But it’s also in part because I finally understood something in the Cardinals fandom, media, and front office than those in Kansas City do not: an expectation to win.

I’m pretty hooked up to the pulse of what Royals fans are thinking. I see your tweets. I see your comments. I get asked questions about the Royals all the time. The fascinating thing about Royals fans, despite suffering two consecutive 100-loss seasons and going through four years since the last time they had a winning season, is that nobody’s really worried. In 2017, nobody was really unhappy that the Royals missed the playoffs. In 2016, nobody shed any tears that the Royals missed the playoffs.

In addition, this year our FanPulse results have shown that 60% or more of fans have been confident in the team for a majority of the year, with about 75% confident of fans confident at the end of the season.

A graph showing the survey results of the question “Are you Confident in the Direction of the Team?” between Opening Day and the end of the season.
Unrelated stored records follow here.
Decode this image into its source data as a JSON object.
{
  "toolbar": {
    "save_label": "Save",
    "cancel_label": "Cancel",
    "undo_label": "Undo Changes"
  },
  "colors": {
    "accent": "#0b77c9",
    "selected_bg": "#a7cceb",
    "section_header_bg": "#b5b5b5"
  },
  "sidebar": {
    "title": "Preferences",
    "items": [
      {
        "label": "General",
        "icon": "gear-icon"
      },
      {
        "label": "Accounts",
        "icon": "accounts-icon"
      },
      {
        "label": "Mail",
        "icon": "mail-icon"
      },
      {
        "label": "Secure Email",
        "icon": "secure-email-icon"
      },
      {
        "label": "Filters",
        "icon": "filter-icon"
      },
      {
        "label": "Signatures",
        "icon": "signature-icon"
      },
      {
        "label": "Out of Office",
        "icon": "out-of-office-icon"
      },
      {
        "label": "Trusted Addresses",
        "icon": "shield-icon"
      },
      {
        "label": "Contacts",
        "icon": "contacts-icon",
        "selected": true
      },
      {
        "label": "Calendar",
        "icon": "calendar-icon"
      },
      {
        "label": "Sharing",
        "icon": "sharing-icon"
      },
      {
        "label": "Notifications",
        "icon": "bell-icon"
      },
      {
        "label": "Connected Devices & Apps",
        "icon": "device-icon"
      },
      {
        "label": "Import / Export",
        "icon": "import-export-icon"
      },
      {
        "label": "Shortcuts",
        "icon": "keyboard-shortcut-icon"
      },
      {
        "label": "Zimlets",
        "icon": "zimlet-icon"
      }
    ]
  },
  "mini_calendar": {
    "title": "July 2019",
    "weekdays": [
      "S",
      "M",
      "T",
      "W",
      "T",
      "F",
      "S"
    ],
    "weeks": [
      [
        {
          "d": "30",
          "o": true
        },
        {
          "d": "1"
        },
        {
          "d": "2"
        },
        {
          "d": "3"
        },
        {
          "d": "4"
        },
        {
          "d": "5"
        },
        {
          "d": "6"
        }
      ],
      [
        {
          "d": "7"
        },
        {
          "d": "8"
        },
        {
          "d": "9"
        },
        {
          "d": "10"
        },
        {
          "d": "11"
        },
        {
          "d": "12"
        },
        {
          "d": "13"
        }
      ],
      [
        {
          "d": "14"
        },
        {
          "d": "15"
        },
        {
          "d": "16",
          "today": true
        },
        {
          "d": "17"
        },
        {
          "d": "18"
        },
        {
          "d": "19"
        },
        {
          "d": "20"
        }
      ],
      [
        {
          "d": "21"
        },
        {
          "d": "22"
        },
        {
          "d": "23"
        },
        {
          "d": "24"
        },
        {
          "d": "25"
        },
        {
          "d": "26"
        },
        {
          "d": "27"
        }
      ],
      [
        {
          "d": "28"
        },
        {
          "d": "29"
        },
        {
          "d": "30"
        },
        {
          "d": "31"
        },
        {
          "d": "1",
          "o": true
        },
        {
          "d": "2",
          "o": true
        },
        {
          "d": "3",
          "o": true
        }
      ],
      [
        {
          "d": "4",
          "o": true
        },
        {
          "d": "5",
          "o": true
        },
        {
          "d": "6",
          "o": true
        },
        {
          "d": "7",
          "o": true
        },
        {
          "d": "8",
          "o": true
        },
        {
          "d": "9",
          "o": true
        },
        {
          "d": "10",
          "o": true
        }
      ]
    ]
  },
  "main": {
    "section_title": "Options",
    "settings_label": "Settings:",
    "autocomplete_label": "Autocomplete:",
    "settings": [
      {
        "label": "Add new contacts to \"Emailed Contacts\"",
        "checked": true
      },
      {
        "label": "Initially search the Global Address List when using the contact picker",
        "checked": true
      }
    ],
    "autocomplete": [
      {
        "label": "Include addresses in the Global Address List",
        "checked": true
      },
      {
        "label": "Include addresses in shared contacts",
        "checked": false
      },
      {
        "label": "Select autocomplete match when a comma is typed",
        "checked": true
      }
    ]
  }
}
The average is about 60%.

Why has this happened? In my view, Royals fans are, broadly, content to watch losing teams. Attendance may fall, yes, but that’s simply the result of a worse on-field product, not because of confidence or a breach of expectations. But it’s not just the fans. Media is reluctant to be critical. And, perhaps most of all, management has convinced itself that three good years justify a dozen where the team doesn’t even sniff contention.

Again, take a look at the Cardinals. The Cardinals and their fans were unhappy with a .500 team last year. The result? They fired Mike Matheny midseason. Meanwhile, the city, the fans, and the media in Kansas City have been, thus far, content to give Royals management a pass.

This is odd, because while the Royals did get that World Series win, Kansas City has only had four winning seasons in the last quarter century. That should be flatly unacceptable for the Royals. And yet it’s not. This does not mean that Moore, Ned, and company didn’t do good work. They did. It’s not that winning a World Series doesn’t amount to anything. It does. But it’s stunning to me that the Royals have been held to so little accountability since the moment they hoisted the trophy.

Can John Sherman and new ownership bring in some expectations? I certainly hope so. You just have to turn your TV on to watch a city whose media, fans, and management have high expectations for their club. That team, St. Louis, is in the NLCS—again. Meanwhile, the Royals were out of playoff contention three weeks into the season.

I don’t want to remember 2015 for another two decades until the Royals make the playoffs again.